W.H.B. Smith reviewed the BSA Airsporter and concluded it would never be sold in the U.S. because the quality that went into the gun was so high that it would have meant a retail price of about $55 in 1957. This was just after Sheridan had learned their lesson that the Supergrade priced at $56.50 was too much for Americans. The few Airsporters that did enter the U.S. did so through returning servicemen, exports into Canada and a host of similar small doors.

The rifle

The Airsporter is a medium-sized air rifle, measuring 44 inches overall with an 18-3/4-inch barrel. The length of pull is 13-3/4-inches. The rifle weighs 8 lbs. In its day the size and weight would have shocked American sportsmen who were used to much lighter Benjamins and Sheridans. But today it seems to be sized like an average airgun. How the times have changed!

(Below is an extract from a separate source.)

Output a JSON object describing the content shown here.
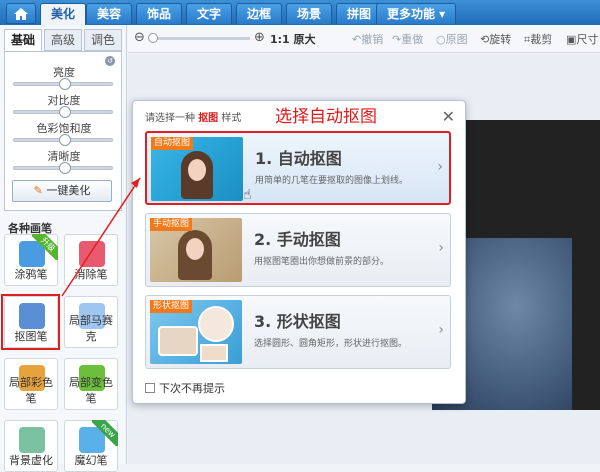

According to Smith, I should get velocities of around 550 f.p.s., but of course that would be with 1950s pellets. I imagine today’s pellets can be coaxed just a little faster. We shall see.


The stock on my Mark I is plain-Jane. Earlier Mark I stocks had raised panels on either side of the forearm with finger grooves running down their centers, but my stock is much plainer. The forearm is square-sectioned and feels clunky in my hands. I’ve felt those older stocks and they are much warmer and more comfortable to the touch.


The Airsporter trigger has two screws for adjustment. I will check them out and see what they do, if anything. The trigger blade is very wide and will feel good when I shoot for accuracy.

BSA Airsporter trigger
Trigger has two adjustment screws.


The finish on the wood stock is thin and chipping off. there are numerous scratches that show up vividly because when the wood is scratched, it turns very bright.


I have gone over my rifle with a tactical flashlight and I see some surface rust speckles in some hidden areas, so I think I’m going to remove the stock and clean the entire outside of the metal with steel wool and Ballistol. The steel wool won’t harm the blue and the Ballistol will stabilize the rusted areas. It might do the wood some good, too. I’ll experiment.

Firing behavior

When I got the rifle the cocking was stiff and jerky. It was as if the piston seal was hanging up inside the compression chamber. I filled the loading tap with silicone chamber oil then closed it and let the rifle sit for a day on its butt. The oil ran back into the compression chamber and softened the leather piston seal. I also put some Tune in a Tube grease through the cocking slot to cancel a buzzy mainspring. The rifle now shoots calm and steady with a puff of smoke that tells me the piston seal is still oiled.

That’s it for now. Just know we have another classic air rifle to test!

NOTE from the author — This is not a Mark I Airsporter. It’s a Mark IV. The serial number is not G, it’s GI, but the lettering they used looks like the number one. Thanks to reader Dom for spotting my mistake. I will change the title in Part 2